Hurricanes are awful.
Leaving your home and friends is awful.
But making new friends and finding new ways to cope ... maybe not so bad.
When a hurricane destroys 14-year-old Louisa's home, she must move into her grandmother's trailer with only her mom and the few belongings they were able to salvage from the wreckage. Her smart glasses-kinda like smart phones from the early 2000s but, you know, glasses-can tell her how to get around her new school and who people are, but what they can't tell her is how she fits into this strange new town. And that, as some things fall apart, others will fall into place.
Set in the year 2050, Falling Lessons is a story about a girl and her changing dreams. It's a time when eating grasshoppers is the norm and grandparents enjoy moshing-sorry, what is that?-at their assisted-living facility. Louisa stumbles upon hapkido, a Korean martial art, and Ruby, who makes her heart flutter like the tailfin of a goldfish.
As she practices her kicks and learns how to safely fall at the dojang, Louisa realizes that her new home has way more in store for her than she could have possibly imagined. Her life may not resemble the plot of any comic book in her collection, but that doesn't mean it can't be filled with picture-perfect moments and page-turning surprises.
Will Louisa master her kicks and open her heart?
Heartwarming and fun, Falling Lessons is for young adult readers who love unique, realistic characters overcoming challenges in their personal lives, family, and school, just as they are.
"Gentle, honest, and vulnerable, Falling Lessons is a compelling futuristic coming-of-age story about Louisa, a teenage girl facing the challenges of family, love, technology, and growing up."
-A.K. Downing, The Air Series

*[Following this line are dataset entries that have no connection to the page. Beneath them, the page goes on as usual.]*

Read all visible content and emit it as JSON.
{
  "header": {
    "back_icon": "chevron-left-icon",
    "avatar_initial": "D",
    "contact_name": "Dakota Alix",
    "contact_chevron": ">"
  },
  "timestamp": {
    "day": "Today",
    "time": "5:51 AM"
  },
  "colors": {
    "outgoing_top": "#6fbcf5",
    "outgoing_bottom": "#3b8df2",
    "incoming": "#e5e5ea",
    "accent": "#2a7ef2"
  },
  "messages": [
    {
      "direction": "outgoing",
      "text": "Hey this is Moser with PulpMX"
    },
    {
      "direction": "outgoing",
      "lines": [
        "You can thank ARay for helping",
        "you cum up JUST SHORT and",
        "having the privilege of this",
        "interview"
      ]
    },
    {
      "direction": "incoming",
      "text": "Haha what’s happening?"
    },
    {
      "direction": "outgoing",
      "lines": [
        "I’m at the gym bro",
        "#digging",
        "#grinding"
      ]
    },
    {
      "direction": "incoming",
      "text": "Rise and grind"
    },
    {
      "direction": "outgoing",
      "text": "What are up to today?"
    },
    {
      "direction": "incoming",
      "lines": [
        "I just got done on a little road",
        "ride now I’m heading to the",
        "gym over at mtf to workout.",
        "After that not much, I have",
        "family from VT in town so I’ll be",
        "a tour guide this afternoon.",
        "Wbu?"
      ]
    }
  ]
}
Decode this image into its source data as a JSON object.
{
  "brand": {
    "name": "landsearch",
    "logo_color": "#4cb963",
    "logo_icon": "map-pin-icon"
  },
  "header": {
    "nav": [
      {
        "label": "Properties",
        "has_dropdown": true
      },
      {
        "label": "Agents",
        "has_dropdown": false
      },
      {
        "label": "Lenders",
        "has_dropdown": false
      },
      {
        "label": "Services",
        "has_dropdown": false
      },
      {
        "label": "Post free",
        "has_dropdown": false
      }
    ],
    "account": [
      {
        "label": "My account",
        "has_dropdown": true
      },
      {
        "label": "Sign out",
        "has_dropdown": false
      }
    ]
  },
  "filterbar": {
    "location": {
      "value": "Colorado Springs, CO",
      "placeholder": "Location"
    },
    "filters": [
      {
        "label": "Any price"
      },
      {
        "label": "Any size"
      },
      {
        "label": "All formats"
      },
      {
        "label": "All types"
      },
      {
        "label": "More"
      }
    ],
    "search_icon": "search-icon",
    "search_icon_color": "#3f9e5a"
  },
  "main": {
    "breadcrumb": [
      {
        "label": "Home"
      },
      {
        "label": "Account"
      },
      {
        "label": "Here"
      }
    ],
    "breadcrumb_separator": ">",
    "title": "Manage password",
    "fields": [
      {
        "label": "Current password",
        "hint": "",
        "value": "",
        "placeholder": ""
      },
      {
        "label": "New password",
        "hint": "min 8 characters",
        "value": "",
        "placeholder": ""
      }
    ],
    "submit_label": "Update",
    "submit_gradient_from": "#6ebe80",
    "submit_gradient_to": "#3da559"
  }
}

"Falling Lessons is about hanging on and letting go, falling in love and letting yourself be loved back. And because it's told in Louisa's remarkable voice, it's a story that offers unexpected moments of wonder on every page and reminds you to find and savor such moments in your own life."
-Ann Claycomb, Silenced and The Mermaid's Daughter